I've always been great at expressing myself with words on paper. As early as the third grade, I would write "horror" stories or adventure novels and read them to the class. Even back then I knew I had a gift. Naturally, I knew that journalism would be my career choice. Immedieatly after college I started a career freelancing for different newspapers, magazines, and a few online news outlets.
It was fun. It was exciting. And I never knew what I'd be reporting on next. I gained a reputation for being a fun and trustworthy reporter. Many local people would only trust me to cover them for a story; indeed there were a lot of people and organizations I wrote about numerous times. They loved a good A.J. Dugger story. Famous people took note as well. I'll never forget Joe Thesimann's manager calling a paper I once wrote for requesting that "A.J. Dugger meet us in downtown Nashville so Mr. Theismann can talk to him." I had a similar experience years later when I interviewed former Heavyweight Champion Larry Holmes. After the success of our interview and accompanying article, he asked me to help with contributions and editing to his upcoming book. The late Denise Matthews, (formely known as the singer Vanity) enjoyed my work with her as well. After becoming an Evangelist she generally avoided the press, but liked my work and trusted me, giving me the opportunity to share her message through my journalism. We also became friends. She called me often. However, the experience became bittersweet because she died the following year, so I was the last reporter to interview her. Although sad, it makes that interview even more special.
But around the time I graduated from college in 2009, the economy was in the crapper. Deep in the crapper. In fact, at the newspaper where I interned the previous year, I was there to witness 35 jobs get cut. However, as I expanded my resume, I found work relatively easily.
But that's when the journalism took a big hit. These days anyone can be a journalist. All you have to do is "go live" on Facebook, or become a blogger on a news site. But there's no real money in doing that. What happened to the days when you could get a real journalism job where you had salary wages and benefits? What happened to the jobs when you spent your day alternating between typing and making phone calls at your desk and running out to cover stories? That's become a thing of the past.
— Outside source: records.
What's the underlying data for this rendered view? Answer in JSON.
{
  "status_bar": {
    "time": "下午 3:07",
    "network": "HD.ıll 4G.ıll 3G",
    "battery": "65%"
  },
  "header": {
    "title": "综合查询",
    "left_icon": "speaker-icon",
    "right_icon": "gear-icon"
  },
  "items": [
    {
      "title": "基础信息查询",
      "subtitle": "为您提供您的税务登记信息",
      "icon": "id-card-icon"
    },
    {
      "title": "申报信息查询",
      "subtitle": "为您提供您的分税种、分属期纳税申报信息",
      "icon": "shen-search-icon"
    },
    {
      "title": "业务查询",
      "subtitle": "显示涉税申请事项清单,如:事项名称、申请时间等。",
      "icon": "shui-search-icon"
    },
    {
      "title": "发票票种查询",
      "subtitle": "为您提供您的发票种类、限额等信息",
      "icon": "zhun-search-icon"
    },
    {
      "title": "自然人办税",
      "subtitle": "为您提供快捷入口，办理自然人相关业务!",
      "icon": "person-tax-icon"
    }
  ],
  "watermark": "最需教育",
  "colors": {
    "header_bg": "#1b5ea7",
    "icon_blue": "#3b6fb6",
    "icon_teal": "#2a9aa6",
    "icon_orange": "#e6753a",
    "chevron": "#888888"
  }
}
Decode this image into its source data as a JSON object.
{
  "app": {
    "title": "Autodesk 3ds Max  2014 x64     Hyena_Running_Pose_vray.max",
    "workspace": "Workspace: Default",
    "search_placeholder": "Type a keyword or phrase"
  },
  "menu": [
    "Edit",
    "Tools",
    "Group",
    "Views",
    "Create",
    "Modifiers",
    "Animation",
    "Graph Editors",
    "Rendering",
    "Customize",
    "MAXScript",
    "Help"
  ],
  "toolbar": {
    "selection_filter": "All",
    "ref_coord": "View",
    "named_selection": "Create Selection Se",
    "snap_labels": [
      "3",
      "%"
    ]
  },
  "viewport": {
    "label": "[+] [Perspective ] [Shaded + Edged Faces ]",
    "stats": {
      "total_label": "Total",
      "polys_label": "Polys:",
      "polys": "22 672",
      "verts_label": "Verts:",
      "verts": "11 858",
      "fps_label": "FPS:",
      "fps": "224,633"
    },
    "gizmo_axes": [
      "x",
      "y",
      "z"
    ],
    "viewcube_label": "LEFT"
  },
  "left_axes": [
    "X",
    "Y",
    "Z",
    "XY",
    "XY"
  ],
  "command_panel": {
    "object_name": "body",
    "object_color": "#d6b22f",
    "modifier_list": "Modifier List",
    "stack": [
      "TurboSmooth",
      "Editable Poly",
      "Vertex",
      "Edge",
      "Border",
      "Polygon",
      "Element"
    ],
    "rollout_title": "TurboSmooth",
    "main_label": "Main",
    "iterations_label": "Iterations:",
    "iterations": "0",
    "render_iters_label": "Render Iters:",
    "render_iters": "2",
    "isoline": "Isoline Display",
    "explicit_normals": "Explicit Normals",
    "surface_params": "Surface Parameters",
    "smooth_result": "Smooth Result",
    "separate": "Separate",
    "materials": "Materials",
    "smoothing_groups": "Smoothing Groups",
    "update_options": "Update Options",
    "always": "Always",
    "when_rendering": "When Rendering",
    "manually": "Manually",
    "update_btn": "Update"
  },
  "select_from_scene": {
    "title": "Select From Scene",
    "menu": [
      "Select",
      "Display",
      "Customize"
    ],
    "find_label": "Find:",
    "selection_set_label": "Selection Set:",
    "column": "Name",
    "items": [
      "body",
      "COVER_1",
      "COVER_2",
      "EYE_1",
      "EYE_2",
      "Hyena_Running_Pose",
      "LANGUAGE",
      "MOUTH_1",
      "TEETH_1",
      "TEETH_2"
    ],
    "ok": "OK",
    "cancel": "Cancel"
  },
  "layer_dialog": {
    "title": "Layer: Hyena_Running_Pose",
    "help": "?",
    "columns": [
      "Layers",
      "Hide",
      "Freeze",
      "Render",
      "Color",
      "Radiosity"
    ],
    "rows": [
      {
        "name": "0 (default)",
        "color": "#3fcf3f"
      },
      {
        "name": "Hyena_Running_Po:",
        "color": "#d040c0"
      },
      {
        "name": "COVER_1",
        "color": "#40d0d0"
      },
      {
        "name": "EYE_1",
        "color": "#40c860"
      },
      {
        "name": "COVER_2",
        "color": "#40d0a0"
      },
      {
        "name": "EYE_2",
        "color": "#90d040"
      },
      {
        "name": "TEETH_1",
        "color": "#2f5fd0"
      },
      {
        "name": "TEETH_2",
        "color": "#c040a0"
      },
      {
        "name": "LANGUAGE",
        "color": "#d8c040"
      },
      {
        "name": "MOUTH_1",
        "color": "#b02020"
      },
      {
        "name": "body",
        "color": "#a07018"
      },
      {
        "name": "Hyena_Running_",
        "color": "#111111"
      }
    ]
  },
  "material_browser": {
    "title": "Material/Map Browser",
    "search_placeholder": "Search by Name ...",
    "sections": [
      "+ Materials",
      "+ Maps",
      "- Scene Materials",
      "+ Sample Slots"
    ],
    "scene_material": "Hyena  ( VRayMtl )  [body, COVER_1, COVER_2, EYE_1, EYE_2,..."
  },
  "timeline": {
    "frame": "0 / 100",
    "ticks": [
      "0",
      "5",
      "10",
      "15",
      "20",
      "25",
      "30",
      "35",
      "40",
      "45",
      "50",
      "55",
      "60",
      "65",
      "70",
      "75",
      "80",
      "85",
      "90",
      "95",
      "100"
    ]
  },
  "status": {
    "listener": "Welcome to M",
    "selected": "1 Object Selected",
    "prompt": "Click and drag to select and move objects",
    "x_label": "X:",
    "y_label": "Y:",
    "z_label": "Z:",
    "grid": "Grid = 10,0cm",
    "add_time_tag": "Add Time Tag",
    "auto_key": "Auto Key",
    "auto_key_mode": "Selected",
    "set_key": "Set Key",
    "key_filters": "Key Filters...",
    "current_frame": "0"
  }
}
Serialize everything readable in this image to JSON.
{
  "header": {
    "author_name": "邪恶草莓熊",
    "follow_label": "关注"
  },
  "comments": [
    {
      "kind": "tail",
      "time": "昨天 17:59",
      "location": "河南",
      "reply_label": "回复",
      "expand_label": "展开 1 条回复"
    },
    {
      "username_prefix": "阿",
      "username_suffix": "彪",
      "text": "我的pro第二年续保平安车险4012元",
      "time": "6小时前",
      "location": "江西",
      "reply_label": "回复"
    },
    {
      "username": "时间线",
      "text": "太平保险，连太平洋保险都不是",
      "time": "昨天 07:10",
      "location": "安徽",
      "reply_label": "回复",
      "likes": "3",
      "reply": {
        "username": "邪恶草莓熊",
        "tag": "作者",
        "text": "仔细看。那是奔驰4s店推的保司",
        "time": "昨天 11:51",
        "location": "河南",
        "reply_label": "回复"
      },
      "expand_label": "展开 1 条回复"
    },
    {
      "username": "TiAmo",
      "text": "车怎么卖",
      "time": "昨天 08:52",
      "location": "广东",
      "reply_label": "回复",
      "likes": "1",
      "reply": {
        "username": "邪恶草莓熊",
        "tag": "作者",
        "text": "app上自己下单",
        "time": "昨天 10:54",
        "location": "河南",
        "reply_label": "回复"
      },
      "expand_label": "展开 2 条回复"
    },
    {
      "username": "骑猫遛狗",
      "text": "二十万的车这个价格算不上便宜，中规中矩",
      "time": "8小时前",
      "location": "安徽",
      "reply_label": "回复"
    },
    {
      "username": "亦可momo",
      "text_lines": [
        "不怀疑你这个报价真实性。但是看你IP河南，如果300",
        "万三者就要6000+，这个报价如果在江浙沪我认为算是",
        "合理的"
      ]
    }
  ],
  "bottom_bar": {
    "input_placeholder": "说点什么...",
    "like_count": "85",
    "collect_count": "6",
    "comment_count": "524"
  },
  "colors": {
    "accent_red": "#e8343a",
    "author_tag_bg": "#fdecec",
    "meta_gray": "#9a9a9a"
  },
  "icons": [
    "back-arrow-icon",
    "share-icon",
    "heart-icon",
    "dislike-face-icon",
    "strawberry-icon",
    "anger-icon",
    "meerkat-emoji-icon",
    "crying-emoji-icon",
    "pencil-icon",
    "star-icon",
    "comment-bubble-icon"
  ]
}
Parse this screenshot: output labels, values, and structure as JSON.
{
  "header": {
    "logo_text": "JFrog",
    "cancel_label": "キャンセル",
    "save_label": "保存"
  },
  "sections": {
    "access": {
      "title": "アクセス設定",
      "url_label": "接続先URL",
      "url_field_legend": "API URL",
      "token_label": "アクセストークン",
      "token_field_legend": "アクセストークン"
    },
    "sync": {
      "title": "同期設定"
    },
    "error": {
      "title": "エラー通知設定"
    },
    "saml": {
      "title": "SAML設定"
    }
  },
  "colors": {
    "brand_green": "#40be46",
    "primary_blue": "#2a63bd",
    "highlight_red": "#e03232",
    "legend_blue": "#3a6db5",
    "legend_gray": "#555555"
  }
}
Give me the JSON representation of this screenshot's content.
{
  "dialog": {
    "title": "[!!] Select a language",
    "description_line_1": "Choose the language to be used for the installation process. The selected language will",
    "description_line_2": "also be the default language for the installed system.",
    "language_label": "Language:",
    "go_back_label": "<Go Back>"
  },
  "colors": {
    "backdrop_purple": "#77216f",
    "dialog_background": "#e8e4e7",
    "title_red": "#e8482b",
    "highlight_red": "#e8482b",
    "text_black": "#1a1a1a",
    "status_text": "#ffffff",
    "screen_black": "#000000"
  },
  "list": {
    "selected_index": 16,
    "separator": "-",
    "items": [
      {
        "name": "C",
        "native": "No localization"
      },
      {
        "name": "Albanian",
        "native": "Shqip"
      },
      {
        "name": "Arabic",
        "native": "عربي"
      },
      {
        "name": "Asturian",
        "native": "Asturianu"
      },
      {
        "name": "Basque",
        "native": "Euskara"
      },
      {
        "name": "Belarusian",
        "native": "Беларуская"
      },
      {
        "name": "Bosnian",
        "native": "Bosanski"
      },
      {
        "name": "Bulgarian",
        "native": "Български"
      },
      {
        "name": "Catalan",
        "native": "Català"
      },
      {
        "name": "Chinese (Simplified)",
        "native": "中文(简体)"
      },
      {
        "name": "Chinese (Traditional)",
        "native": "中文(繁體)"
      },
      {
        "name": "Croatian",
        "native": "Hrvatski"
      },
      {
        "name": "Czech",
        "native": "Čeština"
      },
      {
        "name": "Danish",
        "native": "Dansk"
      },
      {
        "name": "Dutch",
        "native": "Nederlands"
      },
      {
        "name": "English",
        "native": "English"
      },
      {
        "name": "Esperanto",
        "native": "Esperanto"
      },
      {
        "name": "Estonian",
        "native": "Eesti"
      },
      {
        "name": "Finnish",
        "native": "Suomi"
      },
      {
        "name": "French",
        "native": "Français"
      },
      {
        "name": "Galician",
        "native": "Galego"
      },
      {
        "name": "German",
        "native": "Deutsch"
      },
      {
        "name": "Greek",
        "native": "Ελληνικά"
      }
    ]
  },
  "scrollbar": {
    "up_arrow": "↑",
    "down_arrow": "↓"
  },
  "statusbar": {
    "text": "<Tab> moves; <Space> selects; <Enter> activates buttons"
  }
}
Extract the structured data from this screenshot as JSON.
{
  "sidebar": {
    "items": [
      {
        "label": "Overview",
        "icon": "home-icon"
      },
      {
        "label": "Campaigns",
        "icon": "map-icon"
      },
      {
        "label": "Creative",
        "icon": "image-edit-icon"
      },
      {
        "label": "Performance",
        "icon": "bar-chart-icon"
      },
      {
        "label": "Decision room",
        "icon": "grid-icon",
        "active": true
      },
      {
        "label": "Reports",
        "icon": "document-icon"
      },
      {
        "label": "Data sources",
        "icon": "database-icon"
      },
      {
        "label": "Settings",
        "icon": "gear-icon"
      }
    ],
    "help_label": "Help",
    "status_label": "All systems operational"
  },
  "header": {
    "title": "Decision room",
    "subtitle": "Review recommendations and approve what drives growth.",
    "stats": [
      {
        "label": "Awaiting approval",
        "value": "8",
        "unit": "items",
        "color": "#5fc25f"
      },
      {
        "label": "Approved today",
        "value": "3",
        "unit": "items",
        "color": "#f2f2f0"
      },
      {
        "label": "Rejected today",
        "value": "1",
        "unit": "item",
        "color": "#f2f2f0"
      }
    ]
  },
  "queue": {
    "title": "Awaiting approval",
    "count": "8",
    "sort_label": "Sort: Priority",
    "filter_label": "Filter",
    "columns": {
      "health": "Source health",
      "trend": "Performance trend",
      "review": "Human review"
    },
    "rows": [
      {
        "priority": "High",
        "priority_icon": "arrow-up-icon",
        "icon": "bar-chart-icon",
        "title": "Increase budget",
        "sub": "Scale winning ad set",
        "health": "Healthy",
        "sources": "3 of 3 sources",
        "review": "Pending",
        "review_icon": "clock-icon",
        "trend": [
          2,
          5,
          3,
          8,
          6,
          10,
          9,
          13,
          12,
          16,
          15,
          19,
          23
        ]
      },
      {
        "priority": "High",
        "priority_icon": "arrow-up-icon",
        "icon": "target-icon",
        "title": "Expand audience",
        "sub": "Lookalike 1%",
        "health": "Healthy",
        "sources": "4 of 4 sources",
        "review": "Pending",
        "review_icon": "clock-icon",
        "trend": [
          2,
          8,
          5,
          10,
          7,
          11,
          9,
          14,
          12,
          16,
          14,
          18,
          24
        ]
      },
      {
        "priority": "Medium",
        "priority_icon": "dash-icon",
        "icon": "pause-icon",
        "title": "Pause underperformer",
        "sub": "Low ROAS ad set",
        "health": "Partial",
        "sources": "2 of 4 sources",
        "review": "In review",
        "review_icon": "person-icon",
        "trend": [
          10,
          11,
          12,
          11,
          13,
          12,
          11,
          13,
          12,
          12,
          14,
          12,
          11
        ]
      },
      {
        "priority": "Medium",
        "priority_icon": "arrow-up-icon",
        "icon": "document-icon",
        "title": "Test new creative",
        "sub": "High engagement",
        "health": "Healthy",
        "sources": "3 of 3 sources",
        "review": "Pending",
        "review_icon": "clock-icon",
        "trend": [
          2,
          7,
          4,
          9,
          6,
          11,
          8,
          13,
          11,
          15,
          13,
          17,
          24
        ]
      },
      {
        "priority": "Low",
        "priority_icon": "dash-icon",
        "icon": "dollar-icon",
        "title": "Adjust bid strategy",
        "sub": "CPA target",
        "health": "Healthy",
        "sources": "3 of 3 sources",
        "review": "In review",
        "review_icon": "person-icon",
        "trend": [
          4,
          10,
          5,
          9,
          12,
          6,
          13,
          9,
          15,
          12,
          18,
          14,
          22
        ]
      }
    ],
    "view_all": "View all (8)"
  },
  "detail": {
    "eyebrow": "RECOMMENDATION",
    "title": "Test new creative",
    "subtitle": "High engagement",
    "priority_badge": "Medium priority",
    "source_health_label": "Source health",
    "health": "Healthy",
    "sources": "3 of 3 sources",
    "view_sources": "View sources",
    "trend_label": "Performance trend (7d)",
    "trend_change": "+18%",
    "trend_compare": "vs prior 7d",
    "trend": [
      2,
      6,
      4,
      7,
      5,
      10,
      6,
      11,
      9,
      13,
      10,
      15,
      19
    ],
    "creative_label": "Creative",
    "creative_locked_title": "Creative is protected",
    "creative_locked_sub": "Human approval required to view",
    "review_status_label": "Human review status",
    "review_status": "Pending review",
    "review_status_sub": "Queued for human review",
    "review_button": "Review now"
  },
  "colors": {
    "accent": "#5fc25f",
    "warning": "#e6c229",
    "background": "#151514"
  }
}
It's frustrating when you get hired by every place you apply for, but all they can offer is freelance opportunities and all they pay is maybe $35 or $50 per article you write. That can't pay the bills. The way journalism is today, it has to be a side job. That's been my experience for the past two years. I can write all I want for chump change, but doing all that research, writing and interviewing isn't worth it for $35. Newspaper sales and advertising are at an all-time low. Newspapers and magazines are not making half the money they once did, so all they can afford to do is offer writers freelance opportunities for chump change.
The bright side, however, is that you can become famous easier using social media as a journalist. If you want the fame, go for it. It's easy to promote yourself these days. But the money is terrible. I don't personally care about the fame, although I wouldn't shove it away if it came. But I want to make money doing what I enjoy.
I published my first book a few years ago and hopefully my next one will be out next year. I'm trying to inch my way back into writing. It's just kind of discouraging knowing that there's no real money to make in doing it anymore.
I want to write full-time again. Currently I'm a teacher's assistant working with at-risk children. But that's not where my heart is. I'd rather go back to doing what I love. I've been a scribe for a good while now, but I realize that there are more experienced people in that field than me. If anyone has any suggestions on ways to get full-time work again, give me a holler.